With scallop season fully under way now in both state and East Hampton Town waters, reports indicate a good crop, if not quite as good a crop as last year’s for individual harvesters. The dip in the per-boat catch so far is anecdotal; it could be the result of more crews taking to the water or a decline in the scallop population — no one really knows for sure. This raises the question of whether the shellfishery as managed now is sustainable.
The natural population has been augmented significantly with hatchery-raised “bugs,” or juvenile scallops, from the East Hampton Town Shellfish Hatchery and Cornell Cooperative Extension. These ongoing efforts are responsible for placing millions of bugs in East End waters and the effort undoubtedly has helped return the population from the decimation of the brown tide, or algae bloom, years.

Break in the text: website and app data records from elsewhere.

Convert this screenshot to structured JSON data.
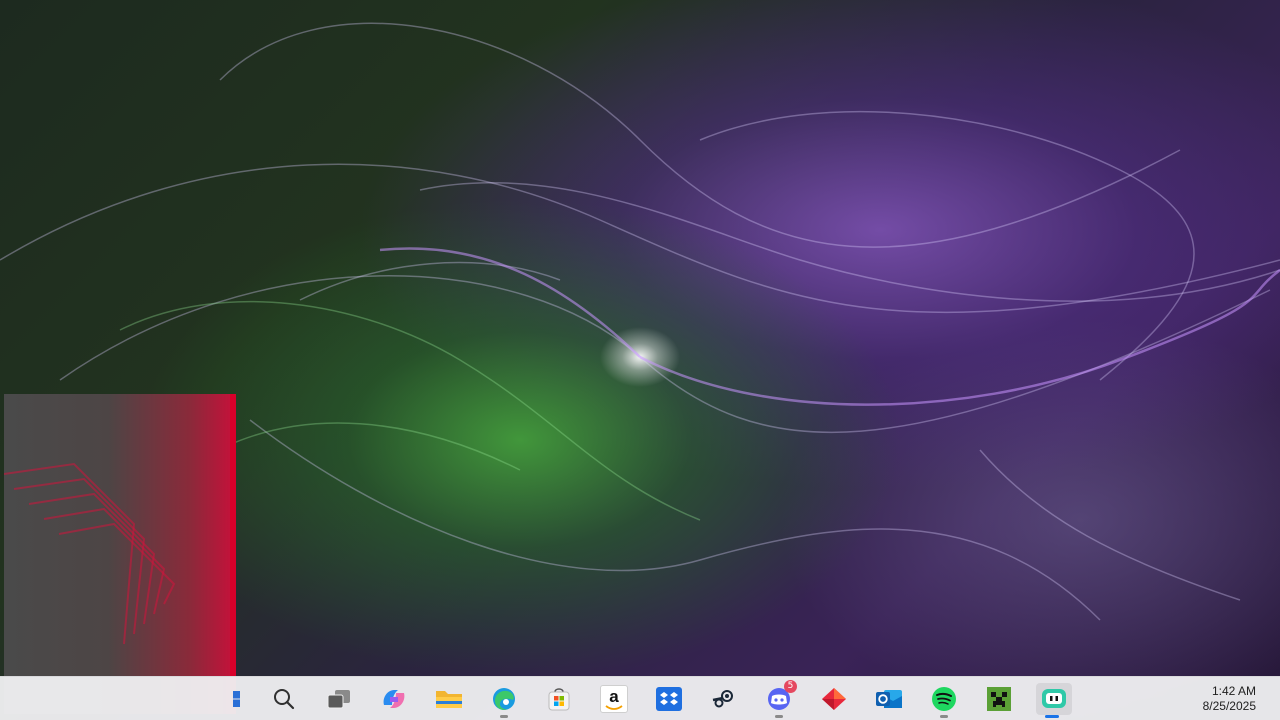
{
  "taskbar": {
    "items": [
      {
        "name": "windows-start",
        "icon": "windows-logo-icon"
      },
      {
        "name": "search",
        "icon": "search-icon"
      },
      {
        "name": "task-view",
        "icon": "task-view-icon"
      },
      {
        "name": "copilot",
        "icon": "copilot-icon"
      },
      {
        "name": "file-explorer",
        "icon": "folder-icon"
      },
      {
        "name": "edge",
        "icon": "edge-icon"
      },
      {
        "name": "microsoft-store",
        "icon": "store-icon"
      },
      {
        "name": "amazon",
        "icon": "amazon-icon",
        "glyph": "a"
      },
      {
        "name": "dropbox",
        "icon": "dropbox-icon"
      },
      {
        "name": "steam",
        "icon": "steam-icon"
      },
      {
        "name": "discord",
        "icon": "discord-icon",
        "badge": "5"
      },
      {
        "name": "git-app",
        "icon": "diamond-app-icon"
      },
      {
        "name": "outlook",
        "icon": "outlook-icon"
      },
      {
        "name": "spotify",
        "icon": "spotify-icon"
      },
      {
        "name": "minecraft",
        "icon": "minecraft-icon"
      },
      {
        "name": "copilot-app",
        "icon": "chat-bot-icon"
      }
    ],
    "clock": {
      "time": "1:42 AM",
      "date": "8/25/2025"
    }
  },
  "colors": {
    "accent": "#1a73e8",
    "panel_red": "#d8002a",
    "taskbar_bg": "#eeeef0"
  }
}
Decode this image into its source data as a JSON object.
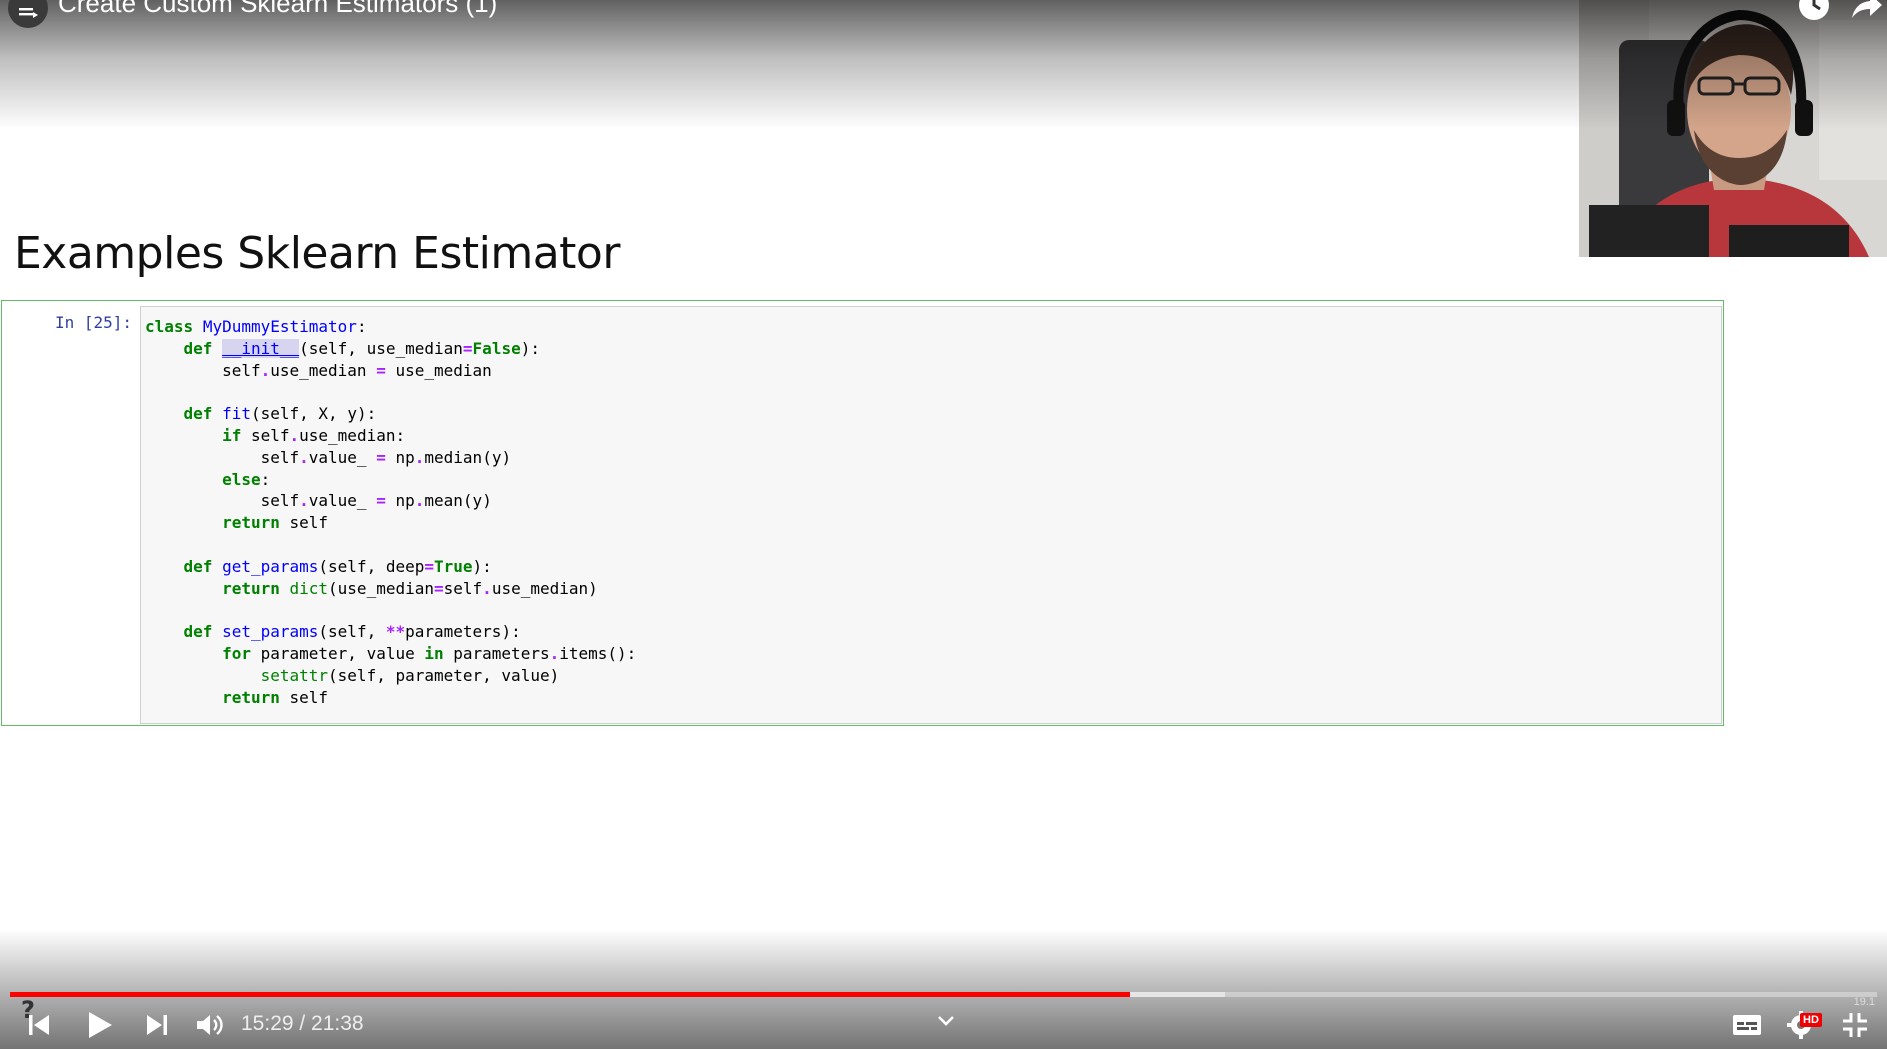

New York sets a 20-bushel per day limit for a commercial boat, most of which catch the bivalves by dragging submerged dredges. The maximum take is half that in town waters. These limits represent best guesses at harvest levels that can be maintained over time; we hope the science supporting them is the very best. All concerned, the commercial fishers who depend on scallops to help pay the winter bills and those of us who simply love to eat them, have an interest in making sure this tasty bivalve is around for the long haul.